# Task description
Look through the listing below, find every line with the string "body", and copy it.

───── Working data ─────

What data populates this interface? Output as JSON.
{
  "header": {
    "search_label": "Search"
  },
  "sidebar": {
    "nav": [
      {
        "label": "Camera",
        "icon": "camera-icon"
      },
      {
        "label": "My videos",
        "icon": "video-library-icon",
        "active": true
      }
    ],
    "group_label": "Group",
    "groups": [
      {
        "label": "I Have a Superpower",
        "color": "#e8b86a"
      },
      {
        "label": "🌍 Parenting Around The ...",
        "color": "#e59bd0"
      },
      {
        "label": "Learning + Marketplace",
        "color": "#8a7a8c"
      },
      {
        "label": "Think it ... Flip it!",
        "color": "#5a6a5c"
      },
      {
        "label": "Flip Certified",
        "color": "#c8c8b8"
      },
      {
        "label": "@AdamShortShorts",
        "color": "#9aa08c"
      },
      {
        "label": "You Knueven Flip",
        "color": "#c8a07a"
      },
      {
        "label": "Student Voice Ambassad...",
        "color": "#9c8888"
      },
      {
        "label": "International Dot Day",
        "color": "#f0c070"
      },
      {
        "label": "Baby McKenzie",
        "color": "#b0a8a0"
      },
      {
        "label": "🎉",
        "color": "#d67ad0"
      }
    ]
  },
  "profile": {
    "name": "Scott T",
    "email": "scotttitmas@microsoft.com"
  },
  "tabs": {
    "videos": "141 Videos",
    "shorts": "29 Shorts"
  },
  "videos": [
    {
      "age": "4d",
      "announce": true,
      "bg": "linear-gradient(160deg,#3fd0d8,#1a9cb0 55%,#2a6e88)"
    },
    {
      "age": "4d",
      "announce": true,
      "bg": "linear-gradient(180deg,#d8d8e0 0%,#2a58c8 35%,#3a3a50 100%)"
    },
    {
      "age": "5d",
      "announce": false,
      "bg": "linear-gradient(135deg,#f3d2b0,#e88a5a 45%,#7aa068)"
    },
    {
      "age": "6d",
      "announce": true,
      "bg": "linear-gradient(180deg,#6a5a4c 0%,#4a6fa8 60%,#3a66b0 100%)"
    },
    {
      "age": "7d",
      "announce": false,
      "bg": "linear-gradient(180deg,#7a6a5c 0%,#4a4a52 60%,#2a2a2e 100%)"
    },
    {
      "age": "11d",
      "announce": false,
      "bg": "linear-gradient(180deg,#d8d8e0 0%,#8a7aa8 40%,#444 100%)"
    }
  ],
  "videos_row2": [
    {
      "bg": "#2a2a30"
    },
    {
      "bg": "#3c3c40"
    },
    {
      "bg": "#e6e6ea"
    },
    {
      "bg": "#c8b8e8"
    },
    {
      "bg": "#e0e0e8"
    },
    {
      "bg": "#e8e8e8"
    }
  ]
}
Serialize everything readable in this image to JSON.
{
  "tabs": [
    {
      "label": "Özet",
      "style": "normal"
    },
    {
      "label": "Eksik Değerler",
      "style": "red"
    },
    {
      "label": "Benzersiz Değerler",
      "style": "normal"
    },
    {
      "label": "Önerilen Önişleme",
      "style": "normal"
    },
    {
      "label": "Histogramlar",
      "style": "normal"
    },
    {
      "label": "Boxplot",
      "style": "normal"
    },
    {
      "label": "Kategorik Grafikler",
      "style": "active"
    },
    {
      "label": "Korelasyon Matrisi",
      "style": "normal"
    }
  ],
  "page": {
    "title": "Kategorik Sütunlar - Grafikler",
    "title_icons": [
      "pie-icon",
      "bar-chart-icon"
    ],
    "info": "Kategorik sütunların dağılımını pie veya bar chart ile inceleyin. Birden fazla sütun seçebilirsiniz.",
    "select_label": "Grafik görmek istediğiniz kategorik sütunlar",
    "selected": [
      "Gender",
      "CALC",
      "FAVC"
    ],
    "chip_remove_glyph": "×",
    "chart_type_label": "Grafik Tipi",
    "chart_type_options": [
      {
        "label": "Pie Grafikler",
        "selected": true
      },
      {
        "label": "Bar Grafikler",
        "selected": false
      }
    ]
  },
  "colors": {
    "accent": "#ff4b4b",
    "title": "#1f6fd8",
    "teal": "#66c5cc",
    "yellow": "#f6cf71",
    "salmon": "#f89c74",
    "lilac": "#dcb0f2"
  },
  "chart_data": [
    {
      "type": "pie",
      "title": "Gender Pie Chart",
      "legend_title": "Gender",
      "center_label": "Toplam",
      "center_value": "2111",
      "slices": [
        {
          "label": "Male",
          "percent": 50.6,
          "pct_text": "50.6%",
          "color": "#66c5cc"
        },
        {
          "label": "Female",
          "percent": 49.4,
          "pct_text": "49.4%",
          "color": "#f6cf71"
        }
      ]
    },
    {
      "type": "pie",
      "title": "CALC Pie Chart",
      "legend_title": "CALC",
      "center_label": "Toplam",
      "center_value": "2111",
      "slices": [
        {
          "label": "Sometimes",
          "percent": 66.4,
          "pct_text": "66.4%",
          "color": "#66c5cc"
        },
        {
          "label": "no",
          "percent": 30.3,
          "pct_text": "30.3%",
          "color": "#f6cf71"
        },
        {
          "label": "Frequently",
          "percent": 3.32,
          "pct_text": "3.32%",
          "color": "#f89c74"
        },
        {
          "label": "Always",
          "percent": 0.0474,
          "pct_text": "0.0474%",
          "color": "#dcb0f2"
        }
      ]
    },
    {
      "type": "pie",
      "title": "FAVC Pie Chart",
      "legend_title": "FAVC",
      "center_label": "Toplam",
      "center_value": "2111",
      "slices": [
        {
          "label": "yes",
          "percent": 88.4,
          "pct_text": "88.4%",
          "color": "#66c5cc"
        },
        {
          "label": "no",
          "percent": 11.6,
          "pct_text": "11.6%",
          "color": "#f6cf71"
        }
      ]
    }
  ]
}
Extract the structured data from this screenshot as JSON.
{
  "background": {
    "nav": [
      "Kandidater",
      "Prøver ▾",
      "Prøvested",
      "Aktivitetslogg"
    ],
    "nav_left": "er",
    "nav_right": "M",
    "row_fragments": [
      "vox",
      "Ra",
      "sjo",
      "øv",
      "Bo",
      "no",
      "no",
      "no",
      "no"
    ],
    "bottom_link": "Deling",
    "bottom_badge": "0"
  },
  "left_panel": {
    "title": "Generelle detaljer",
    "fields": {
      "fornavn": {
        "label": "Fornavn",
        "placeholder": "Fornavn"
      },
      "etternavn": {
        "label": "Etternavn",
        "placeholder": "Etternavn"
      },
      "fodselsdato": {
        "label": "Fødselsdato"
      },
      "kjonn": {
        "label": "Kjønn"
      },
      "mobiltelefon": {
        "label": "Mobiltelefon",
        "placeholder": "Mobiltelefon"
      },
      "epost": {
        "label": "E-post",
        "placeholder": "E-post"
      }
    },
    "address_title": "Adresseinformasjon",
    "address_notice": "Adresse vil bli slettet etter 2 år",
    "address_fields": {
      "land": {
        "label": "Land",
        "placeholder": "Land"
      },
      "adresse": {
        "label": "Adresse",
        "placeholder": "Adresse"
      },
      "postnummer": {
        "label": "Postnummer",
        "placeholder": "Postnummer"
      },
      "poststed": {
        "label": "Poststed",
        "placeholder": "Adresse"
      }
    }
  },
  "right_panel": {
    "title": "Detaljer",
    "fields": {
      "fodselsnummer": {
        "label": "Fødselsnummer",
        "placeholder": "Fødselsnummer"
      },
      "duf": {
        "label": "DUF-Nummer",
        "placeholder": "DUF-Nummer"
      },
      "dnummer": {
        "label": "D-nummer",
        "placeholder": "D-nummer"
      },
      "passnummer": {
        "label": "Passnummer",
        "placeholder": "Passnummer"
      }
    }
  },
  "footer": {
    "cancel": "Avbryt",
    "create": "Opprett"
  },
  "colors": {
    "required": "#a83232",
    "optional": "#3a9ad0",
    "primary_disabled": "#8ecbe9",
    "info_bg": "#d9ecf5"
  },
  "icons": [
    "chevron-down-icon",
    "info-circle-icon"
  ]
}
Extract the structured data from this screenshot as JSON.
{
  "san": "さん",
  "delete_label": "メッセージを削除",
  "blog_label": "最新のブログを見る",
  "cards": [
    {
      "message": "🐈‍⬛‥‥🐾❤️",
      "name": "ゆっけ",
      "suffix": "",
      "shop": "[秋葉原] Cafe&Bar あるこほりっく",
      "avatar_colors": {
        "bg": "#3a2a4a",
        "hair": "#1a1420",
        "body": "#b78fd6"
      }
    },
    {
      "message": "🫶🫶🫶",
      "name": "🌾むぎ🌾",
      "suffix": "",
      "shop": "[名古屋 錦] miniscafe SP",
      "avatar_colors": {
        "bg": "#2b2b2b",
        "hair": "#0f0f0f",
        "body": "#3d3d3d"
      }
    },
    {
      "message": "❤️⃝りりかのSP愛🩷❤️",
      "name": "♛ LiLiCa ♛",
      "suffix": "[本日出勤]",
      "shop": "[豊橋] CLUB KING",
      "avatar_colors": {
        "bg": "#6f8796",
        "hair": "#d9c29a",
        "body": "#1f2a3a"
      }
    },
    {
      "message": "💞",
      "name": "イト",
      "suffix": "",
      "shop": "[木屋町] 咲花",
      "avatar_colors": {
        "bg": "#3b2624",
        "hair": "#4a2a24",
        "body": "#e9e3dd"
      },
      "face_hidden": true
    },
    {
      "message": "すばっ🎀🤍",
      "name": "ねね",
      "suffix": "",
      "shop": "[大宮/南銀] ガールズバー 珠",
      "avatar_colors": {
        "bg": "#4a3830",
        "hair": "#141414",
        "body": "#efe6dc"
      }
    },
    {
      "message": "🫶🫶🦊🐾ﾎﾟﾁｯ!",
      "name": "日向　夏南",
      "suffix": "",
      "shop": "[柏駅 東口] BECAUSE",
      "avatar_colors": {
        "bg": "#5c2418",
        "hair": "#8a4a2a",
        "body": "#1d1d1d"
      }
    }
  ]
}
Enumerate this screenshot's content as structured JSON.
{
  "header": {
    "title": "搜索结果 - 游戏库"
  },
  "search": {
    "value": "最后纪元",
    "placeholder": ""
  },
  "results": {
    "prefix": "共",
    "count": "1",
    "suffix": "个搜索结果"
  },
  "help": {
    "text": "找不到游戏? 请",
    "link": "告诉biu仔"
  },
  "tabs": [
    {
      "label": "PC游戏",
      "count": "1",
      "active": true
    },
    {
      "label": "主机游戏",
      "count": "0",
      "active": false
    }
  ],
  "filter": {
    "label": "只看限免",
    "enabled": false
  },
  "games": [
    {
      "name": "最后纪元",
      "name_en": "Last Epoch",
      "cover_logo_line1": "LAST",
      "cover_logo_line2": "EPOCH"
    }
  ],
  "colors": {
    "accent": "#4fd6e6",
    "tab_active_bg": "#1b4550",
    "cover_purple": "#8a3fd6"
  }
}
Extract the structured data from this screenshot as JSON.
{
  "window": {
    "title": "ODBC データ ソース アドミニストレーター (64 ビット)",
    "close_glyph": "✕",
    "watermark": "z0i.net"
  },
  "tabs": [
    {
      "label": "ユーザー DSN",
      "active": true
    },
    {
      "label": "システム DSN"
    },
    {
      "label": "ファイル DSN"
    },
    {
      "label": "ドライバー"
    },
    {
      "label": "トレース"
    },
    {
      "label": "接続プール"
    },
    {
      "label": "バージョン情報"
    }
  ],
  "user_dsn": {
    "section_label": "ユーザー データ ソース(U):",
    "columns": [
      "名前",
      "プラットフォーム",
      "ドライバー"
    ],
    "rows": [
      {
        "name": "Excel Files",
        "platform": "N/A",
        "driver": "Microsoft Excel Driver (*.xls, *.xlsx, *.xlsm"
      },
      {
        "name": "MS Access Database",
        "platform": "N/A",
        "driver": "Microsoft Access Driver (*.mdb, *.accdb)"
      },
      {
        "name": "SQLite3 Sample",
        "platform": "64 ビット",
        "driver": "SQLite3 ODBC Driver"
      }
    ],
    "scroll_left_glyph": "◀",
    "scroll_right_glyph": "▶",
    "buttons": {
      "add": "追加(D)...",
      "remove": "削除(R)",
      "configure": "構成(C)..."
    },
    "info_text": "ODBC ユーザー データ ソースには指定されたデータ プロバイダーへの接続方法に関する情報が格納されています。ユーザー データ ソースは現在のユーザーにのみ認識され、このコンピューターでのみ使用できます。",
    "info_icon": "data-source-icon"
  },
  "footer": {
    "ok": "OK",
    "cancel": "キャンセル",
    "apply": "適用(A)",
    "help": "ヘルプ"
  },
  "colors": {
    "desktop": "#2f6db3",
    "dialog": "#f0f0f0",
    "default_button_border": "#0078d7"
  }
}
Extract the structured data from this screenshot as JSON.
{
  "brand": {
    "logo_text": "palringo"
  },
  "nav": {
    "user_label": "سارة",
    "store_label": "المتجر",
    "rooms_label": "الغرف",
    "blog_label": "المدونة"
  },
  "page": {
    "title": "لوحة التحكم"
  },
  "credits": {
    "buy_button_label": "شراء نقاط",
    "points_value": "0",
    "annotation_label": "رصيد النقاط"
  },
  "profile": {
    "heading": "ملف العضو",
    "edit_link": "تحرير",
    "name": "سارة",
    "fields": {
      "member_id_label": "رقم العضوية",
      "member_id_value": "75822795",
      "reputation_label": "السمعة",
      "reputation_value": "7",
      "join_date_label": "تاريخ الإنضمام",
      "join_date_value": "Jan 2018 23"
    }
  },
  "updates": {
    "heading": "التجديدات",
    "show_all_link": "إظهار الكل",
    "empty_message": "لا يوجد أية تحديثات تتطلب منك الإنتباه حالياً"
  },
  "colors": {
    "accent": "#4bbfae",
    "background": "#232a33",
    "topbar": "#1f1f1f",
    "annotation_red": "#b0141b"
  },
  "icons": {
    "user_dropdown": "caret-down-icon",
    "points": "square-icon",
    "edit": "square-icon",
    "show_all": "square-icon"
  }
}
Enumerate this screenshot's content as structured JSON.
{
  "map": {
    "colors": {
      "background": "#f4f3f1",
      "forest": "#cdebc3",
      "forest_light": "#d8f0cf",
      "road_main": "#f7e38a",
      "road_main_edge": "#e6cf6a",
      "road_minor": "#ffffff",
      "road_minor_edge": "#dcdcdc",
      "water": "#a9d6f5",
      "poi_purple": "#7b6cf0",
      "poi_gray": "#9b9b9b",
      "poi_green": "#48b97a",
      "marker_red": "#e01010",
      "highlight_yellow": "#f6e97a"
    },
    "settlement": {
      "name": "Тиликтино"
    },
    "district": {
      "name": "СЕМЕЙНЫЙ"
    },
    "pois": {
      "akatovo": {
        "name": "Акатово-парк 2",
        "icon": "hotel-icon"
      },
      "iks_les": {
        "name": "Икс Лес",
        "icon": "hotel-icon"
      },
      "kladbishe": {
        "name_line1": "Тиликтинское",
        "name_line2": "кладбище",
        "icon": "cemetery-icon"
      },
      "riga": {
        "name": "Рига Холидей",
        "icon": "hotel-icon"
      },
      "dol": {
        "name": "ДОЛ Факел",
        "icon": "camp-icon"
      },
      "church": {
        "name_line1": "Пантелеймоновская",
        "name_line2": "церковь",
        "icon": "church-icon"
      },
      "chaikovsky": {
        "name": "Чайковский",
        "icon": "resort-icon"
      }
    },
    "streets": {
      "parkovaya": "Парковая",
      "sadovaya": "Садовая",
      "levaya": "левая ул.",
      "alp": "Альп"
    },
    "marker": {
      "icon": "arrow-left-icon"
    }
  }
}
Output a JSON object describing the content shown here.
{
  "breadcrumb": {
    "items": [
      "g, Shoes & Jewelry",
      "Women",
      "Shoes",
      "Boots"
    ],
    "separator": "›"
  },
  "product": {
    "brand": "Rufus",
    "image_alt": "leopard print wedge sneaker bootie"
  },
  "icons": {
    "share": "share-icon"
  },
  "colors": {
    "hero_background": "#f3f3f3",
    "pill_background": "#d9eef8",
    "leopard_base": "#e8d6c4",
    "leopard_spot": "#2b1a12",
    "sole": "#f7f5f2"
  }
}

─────

# Response area
        "body": "#b78fd6"
        "body": "#3d3d3d"
        "body": "#1f2a3a"
        "body": "#e9e3dd"
        "body": "#efe6dc"
        "body": "#1d1d1d"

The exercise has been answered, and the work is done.